6. Toe wrestling is a sport.
If you can arm wrestle or thumb wrestle, why not do toe wrestling? It’s actually a competitive sport! Since 1993, Wetton, Staffordshire in England, has been host to the World Toe Wrestling Championship. It’s even a thriving sport in several countries since 1970. To play, opponents attempt to pin and hold down their opponents’ bare toes for three seconds. Best two out of three rounds wins.
7. Around 0.1% of children in the world are born with extra toes.
About 1 or 2 in 1,000 children are born with at least an extra toe, a condition called polydactylism. The extra toes are usually removed since it can make wearing footwear uncomfortable.
8. The person with the most toes has 19.
KumariNayak, a 63-year-old Indian woman (as of January 2020), has the most toes in any living person in the world. She has 19 toes and 12 fingers in total, beating the previous Guinness Book of World Records holder DevendraSuthar who had 14 toes and 14 fingers.
9. There’s a foot condition where toes overgrow.
Speaking of bizarre foot conditions, one of the rarest is macrodactyly. In this condition, a person can have one or more toes that are extremely enlarged due to the overgrowth of foot bones and tissues. This condition is benign but sure is uncomfortable.
10. The longest toenails are 6 inches long.
Louise Hollis from California currently holds the world record for the longest toenails, each measuring around six inches. She started growing it since 1982. Hollis rarely wears shoes, and when she does, she wears open-toe, of course.
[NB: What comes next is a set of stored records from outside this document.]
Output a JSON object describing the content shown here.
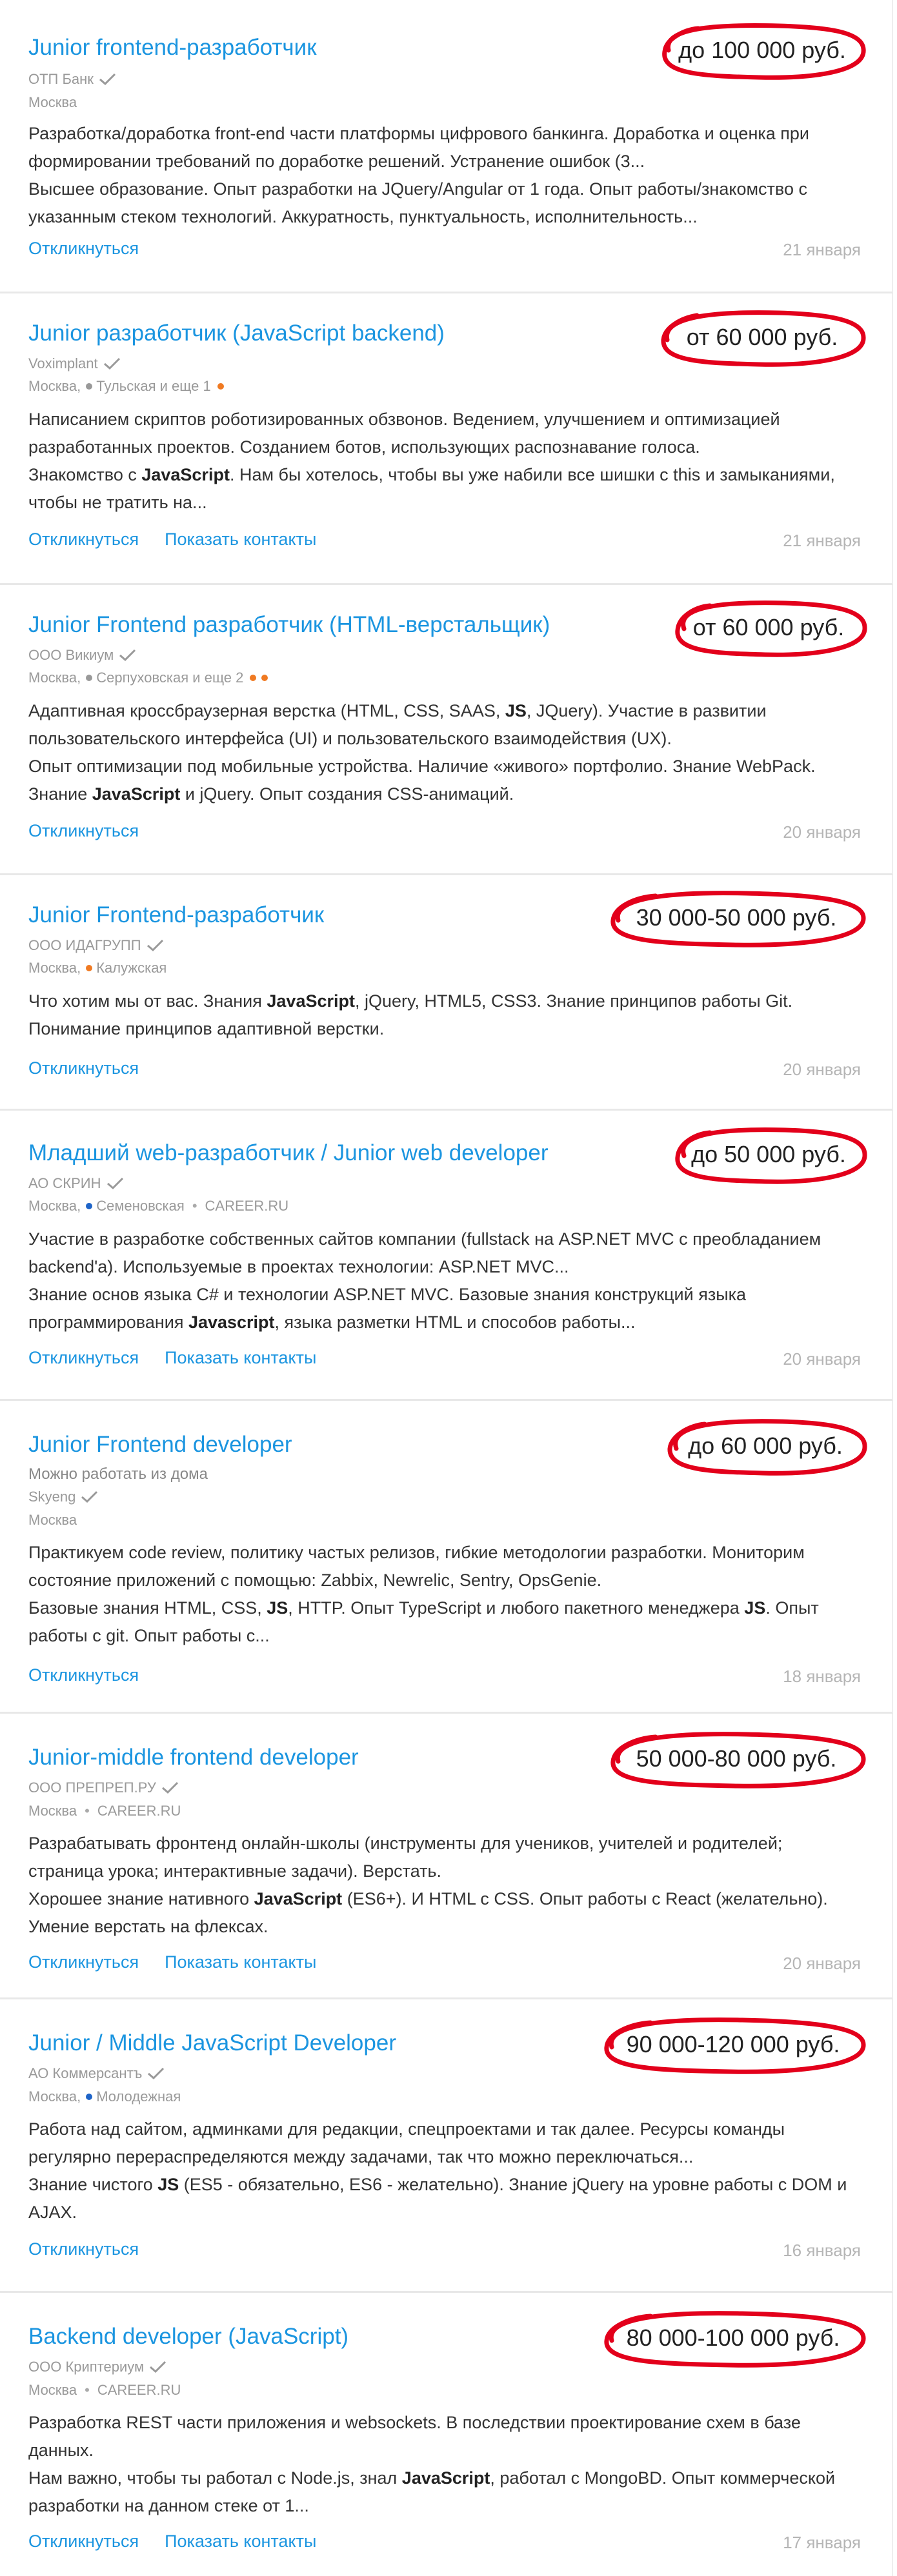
{
  "colors": {
    "link": "#1b95e0",
    "circle": "#e3001b",
    "metro_gray": "#999999",
    "metro_orange": "#f07a22",
    "metro_blue": "#1e64c8"
  },
  "vacancies": [
    {
      "title": "Junior frontend-разработчик",
      "salary": "до 100 000 руб.",
      "company": "ОТП Банк",
      "location": {
        "city": "Москва"
      },
      "description": [
        "Разработка/доработка front-end части платформы цифрового банкинга. Доработка и оценка при формировании требований по доработке решений. Устранение ошибок (3...",
        "Высшее образование. Опыт разработки на JQuery/Angular от 1 года. Опыт работы/знакомство с указанным стеком технологий. Аккуратность, пунктуальность, исполнительность..."
      ],
      "respond": "Откликнуться",
      "date": "21 января"
    },
    {
      "title": "Junior разработчик (JavaScript backend)",
      "salary": "от 60 000 руб.",
      "company": "Voximplant",
      "location": {
        "city": "Москва,",
        "metro": "Тульская и еще 1"
      },
      "description": [
        "Написанием скриптов роботизированных обзвонов. Ведением, улучшением и оптимизацией разработанных проектов. Созданием ботов, использующих распознавание голоса.",
        "Знакомство с JavaScript. Нам бы хотелось, чтобы вы уже набили все шишки с this и замыканиями, чтобы не тратить на..."
      ],
      "respond": "Откликнуться",
      "contacts": "Показать контакты",
      "date": "21 января"
    },
    {
      "title": "Junior Frontend разработчик (HTML-верстальщик)",
      "salary": "от 60 000 руб.",
      "company": "ООО Викиум",
      "location": {
        "city": "Москва,",
        "metro": "Серпуховская и еще 2"
      },
      "description": [
        "Адаптивная кроссбраузерная верстка (HTML, CSS, SAAS, JS, JQuery). Участие в развитии пользовательского интерфейса (UI) и пользовательского взаимодействия (UX).",
        "Опыт оптимизации под мобильные устройства. Наличие «живого» портфолио. Знание WebPack. Знание JavaScript и jQuery. Опыт создания CSS-анимаций."
      ],
      "respond": "Откликнуться",
      "date": "20 января"
    },
    {
      "title": "Junior Frontend-разработчик",
      "salary": "30 000-50 000 руб.",
      "company": "ООО ИДАГРУПП",
      "location": {
        "city": "Москва,",
        "metro": "Калужская"
      },
      "description": [
        "Что хотим мы от вас. Знания JavaScript, jQuery, HTML5, CSS3. Знание принципов работы Git. Понимание принципов адаптивной верстки."
      ],
      "respond": "Откликнуться",
      "date": "20 января"
    },
    {
      "title": "Младший web-разработчик / Junior web developer",
      "salary": "до 50 000 руб.",
      "company": "АО СКРИН",
      "location": {
        "city": "Москва,",
        "metro": "Семеновская",
        "source": "CAREER.RU"
      },
      "description": [
        "Участие в разработке собственных сайтов компании (fullstack на ASP.NET MVC с преобладанием backend'а). Используемые в проектах технологии: ASP.NET MVC...",
        "Знание основ языка C# и технологии ASP.NET MVC. Базовые знания конструкций языка программирования Javascript, языка разметки HTML и способов работы..."
      ],
      "respond": "Откликнуться",
      "contacts": "Показать контакты",
      "date": "20 января"
    },
    {
      "title": "Junior Frontend developer",
      "salary": "до 60 000 руб.",
      "remote": "Можно работать из дома",
      "company": "Skyeng",
      "location": {
        "city": "Москва"
      },
      "description": [
        "Практикуем code review, политику частых релизов, гибкие методологии разработки. Мониторим состояние приложений с помощью: Zabbix, Newrelic, Sentry, OpsGenie.",
        "Базовые знания HTML, CSS, JS, HTTP. Опыт TypeScript и любого пакетного менеджера JS. Опыт работы с git. Опыт работы с..."
      ],
      "respond": "Откликнуться",
      "date": "18 января"
    },
    {
      "title": "Junior-middle frontend developer",
      "salary": "50 000-80 000 руб.",
      "company": "ООО ПРЕПРЕП.РУ",
      "location": {
        "city": "Москва",
        "source": "CAREER.RU"
      },
      "description": [
        "Разрабатывать фронтенд онлайн-школы (инструменты для учеников, учителей и родителей; страница урока; интерактивные задачи). Верстать.",
        "Хорошее знание нативного JavaScript (ES6+). И HTML с CSS. Опыт работы с React (желательно). Умение верстать на флексах."
      ],
      "respond": "Откликнуться",
      "contacts": "Показать контакты",
      "date": "20 января"
    },
    {
      "title": "Junior / Middle JavaScript Developer",
      "salary": "90 000-120 000 руб.",
      "company": "АО Коммерсантъ",
      "location": {
        "city": "Москва,",
        "metro": "Молодежная"
      },
      "description": [
        "Работа над сайтом, админками для редакции, спецпроектами и так далее. Ресурсы команды регулярно перераспределяются между задачами, так что можно переключаться...",
        "Знание чистого JS (ES5 - обязательно, ES6 - желательно). Знание jQuery на уровне работы с DOM и AJAX."
      ],
      "respond": "Откликнуться",
      "date": "16 января"
    },
    {
      "title": "Backend developer (JavaScript)",
      "salary": "80 000-100 000 руб.",
      "company": "ООО Криптериум",
      "location": {
        "city": "Москва",
        "source": "CAREER.RU"
      },
      "description": [
        "Разработка REST части приложения и websockets. В последствии проектирование схем в базе данных.",
        "Нам важно, чтобы ты работал с Node.js, знал JavaScript, работал с MongoBD. Опыт коммерческой разработки на данном стеке от 1..."
      ],
      "respond": "Откликнуться",
      "contacts": "Показать контакты",
      "date": "17 января"
    }
  ]
}
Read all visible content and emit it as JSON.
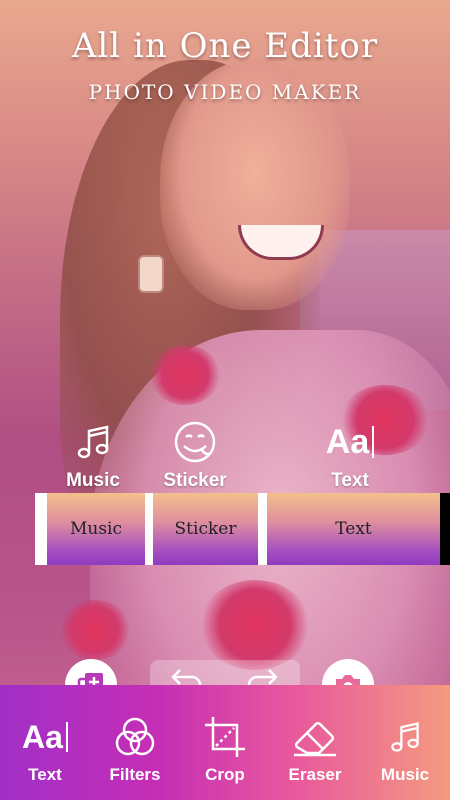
{
  "header": {
    "title": "All in One Editor",
    "subtitle": "PHOTO VIDEO MAKER"
  },
  "tools": [
    {
      "label": "Music",
      "icon": "music-note-icon"
    },
    {
      "label": "Sticker",
      "icon": "sticker-face-icon"
    },
    {
      "label": "Text",
      "icon": "text-aa-icon",
      "icon_text": "Aa"
    }
  ],
  "timeline": {
    "segments": [
      "Music",
      "Sticker",
      "Text"
    ]
  },
  "actions": {
    "add": "add-layer-icon",
    "undo": "undo-icon",
    "redo": "redo-icon",
    "camera": "camera-icon"
  },
  "bottom_nav": [
    {
      "label": "Text",
      "icon": "text-aa-icon",
      "icon_text": "Aa"
    },
    {
      "label": "Filters",
      "icon": "filters-icon"
    },
    {
      "label": "Crop",
      "icon": "crop-icon"
    },
    {
      "label": "Eraser",
      "icon": "eraser-icon"
    },
    {
      "label": "Music",
      "icon": "music-note-icon"
    }
  ],
  "colors": {
    "title_white": "#ffffff",
    "title_highlight": "#f7e600",
    "bottom_gradient_start": "#a12fc7",
    "bottom_gradient_end": "#f59a7f"
  }
}
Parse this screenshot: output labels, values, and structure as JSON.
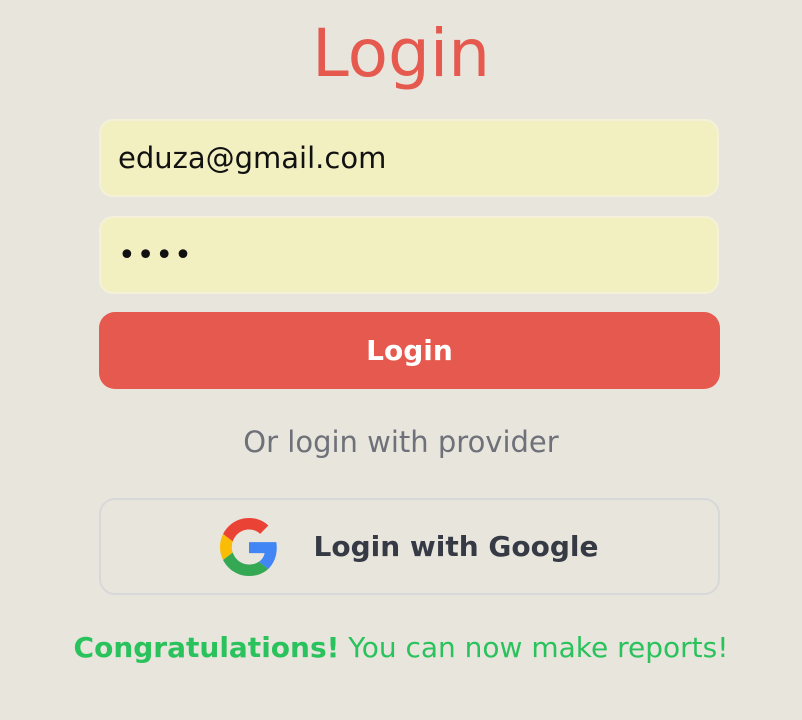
{
  "page": {
    "title": "Login"
  },
  "form": {
    "email_value": "eduza@gmail.com",
    "password_value": "••••",
    "login_label": "Login",
    "divider_text": "Or login with provider",
    "google_label": "Login with Google"
  },
  "icons": {
    "google": "google-logo-icon"
  },
  "message": {
    "bold": "Congratulations!",
    "text": " You can now make reports!"
  },
  "colors": {
    "background": "#e8e5dc",
    "accent": "#e5594f",
    "input_fill": "#f2efc0",
    "success": "#2ac25c",
    "muted": "#6e7179"
  }
}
And all these toenails are always pedicured, and it even requires a full two days of grooming and care each week.
11. Dancing on the toes can surely hurt.
If you ever tried to dance ballet, you know how painful it can be. Ballerinas are known for their amazing ability to dance on their toes. The technique needs strength, support, and balance for the body to stay upright during the movements. Not surprisingly, ballet carries a great deal of risk with it. Potential injuries can include bunions, tendonitis, hammertoes, stress fractures, and dermatitis.
12. Anna Wintour thinks toes are sexy.
Anna Wintour, the editor-in-chief for Vogue, once listed the unwritten dress code of the Voguette to include “toe-cleavage shoes.” She wasn’t the only one to believe in the sexiness of the toe cleavage, as opening the vamp of a shoe was regarded as a chic choice of fashion. Frederick’s of Hollywood, a lingerie retail chain, also believes that showing toes can be sexually suggestive. But you don’t need to show too much – Manolo Blahnik says the secret is only showing the first two cracks.
13. Joseph Stalin’s toes are webbed.
Joseph Stalin had a condition called syndactyly, where toes (or fingers) are webbed or joined. There is no evidence that this condition causes any problems, nor does it improve swimming ability as some have expected. Other famous people with syndactyly are Ashton Kutcher, Dan Aykroyd, Rachel Stevens, and Danielle Panabaker.
14. Jack Lambert’s NFL career ended with a toe injury.
Jack Lambert was one of NFL’s best linebackers after years working with the Pittsburgh Steelers. The legend was a nine-time pro bowler, and he was the key to the team’s defense. But despite his tough demeanor, all it took is a reoccurring turf toe injury to sideline his career. The condition caused him to exit the league in 1984.